I’m a remarkably public person. I’m always talking about myself: my darkest secrets, my greatest fears. I reveal these parts of myself with impunity all over the internet, even when I can’t articulate them to people I know.
The other day I was talking to John Hansen of the Teens Can Write Too! blog chain and discussing whether or not we’re public about the fact we’re writers. For him, it’s something he’ll advertise on the internet, but not in real life. I’m completely different. I don’t think anybody leaves their first encounter with me without having figured out I’m a writer. I can’t not talk about something that’s such a huge part of who I am and how I spend my time.

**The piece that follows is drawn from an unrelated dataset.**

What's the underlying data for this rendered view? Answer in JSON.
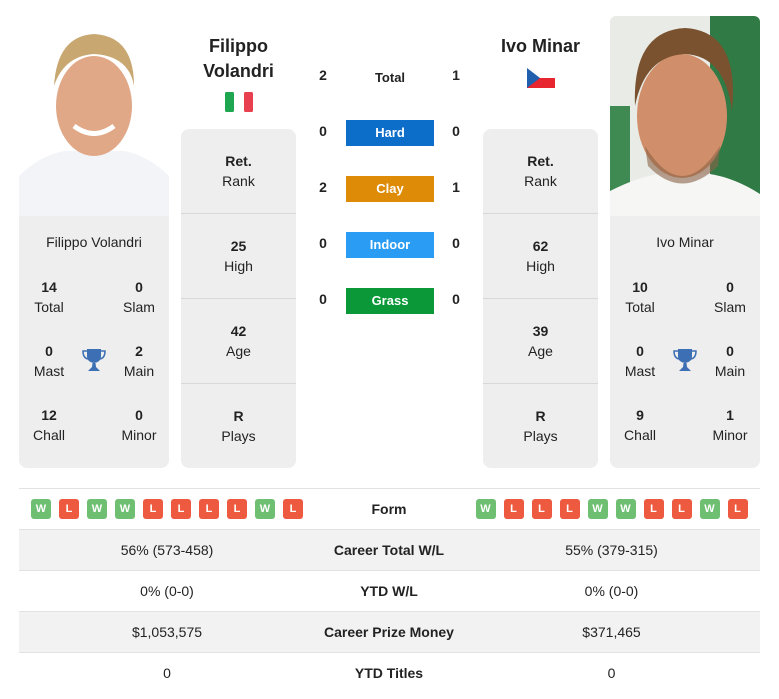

(It’s exacerbated by the fact I get asked, “What did you do to you hands?” and I have to explain that I wrote too many novels, so I guess my case is an exceptional one.)
Most people have a private persona and a public persona and to some extent, I do. But the offline version of me is very similar to the online one, since the only hidden parts of me are inside my head, and they don’t tend to stay there for long.
When I was figuring out my sexuality, I didn’t tell anyone except a few close friends. Once I’d figured it out and was comfortable with it, though, I told the whole internet. The only pattern I’ve been able to see in my behaviour is that if I’m okay with it — if I’ve thought about it, come to terms with it, got over it etc — I’m not private about it.
The only things I keep secret are the things I haven’t come to terms with. The things I’m afraid of, unsure of; the things I don’t know how to deal with. Sometimes, I’ll discuss them with a friend. More often they’ll remain between my journal and myself until such a time as I know what I’m thinking and I’m prepared to talk about them.
I never used to be a very open person, and I think a lot of it has been instigated by my health problems. Being obliged to discuss my aches and pains with half a dozen health professionals means you tend not to try and make little of them or ignore them. In the same way, trying to move past anxiety triggers means being open about what the triggers are. The process of being able to discuss my insecurities wasn’t easy, but it happened.
That doesn’t mean it doesn’t terrify me to talk about myself. Firstly, I’m always convinced you’re bored of my introspective navel-gazing (le nombrilisme in French; I learned that word from my super-massive-vocab-learning), and you don’t want to hear about me. So whenever I post, I prepare myself for crickets in the background. Secondly, I’m afraid of negative responses. And thirdly, well, I don’t know exactly what it is, but it feels a bit too much like chopping out a piece of my soul and handing it to the world to use as it wants.
That’s kind of how it feels to publish poetry. A lot of my poems are written from the heart, and how people respond to them is far more personal than how they respond to a novel, where all the emotions are carefully constructed. Poetry is far closer to non-fiction, even when it’s not 100% autobiographical, so it’s not a piece of writing they’re reviewing: it’s a part of my soul.
Working on the poems that will probably go in my third collection, I’m more aware of this than ever before. Though it’s not finalised and there’s a lot still to write, it’s effectively a collection about fragility, both physical and emotional. It’s about my health, but it’s also about people who have hurt me. And that makes it astonishingly terrifying.
I sometimes wonder why I bother. It’s not like I make more than a few pennies out of selling poetry — it hardly seems worth opening up in this way and sharing these deep, emotional pieces with others. It requires a lot of bravery to press ‘Publish’, even when I know that very few people will end up reading it because nobody buys poetry.
But something inside me doesn’t like having secrets or things I don’t tell people, and I guess poetry is a better way to get them out of my head than just straight-out non-fiction autobiography. I can exorcise all these emotions built up inside me without having to explain them the way I would if it was prose, and when they’re out in the world they’re not choking me or overwhelming me. I don’t like secrets, because secrets stick in your throat and make it hard to breathe.
Is this is a really weird view of the world? I know my parents are always telling me to be careful about what I put out there and not to share my whole life. Maybe I should just learn to deal with secrets and not feel the urge to shout them at everyone.
But I can’t help it. For example, at the weekend I wrote a piece for LGBTeen about my experiences of realising I’m asexual. Which isn’t something I talk about, but it’s something I want to talk about. And writing for someone else’s blog is scarier than writing here, because here I have control over it. I can moderate it, edit it, delete it. That post is now out of my hands, and it’s another little piece of my soul being dished up to anyone who cares.
In my journal a few weeks back I was reflecting on this and I wrote:
I’m baring my soul to anyone who might possibly be bothered to read it. None of that makes sense to me. But I do it anyway. Selling my secrets to pay for harp strings, and “I must, like a whore, unpack my heart with words.”* A words-whore, a secrets hooker. That’s all a poet really is.
Well, that’s one way of looking at it, I guess.
*Hamlet quote. Because I like Hamlet.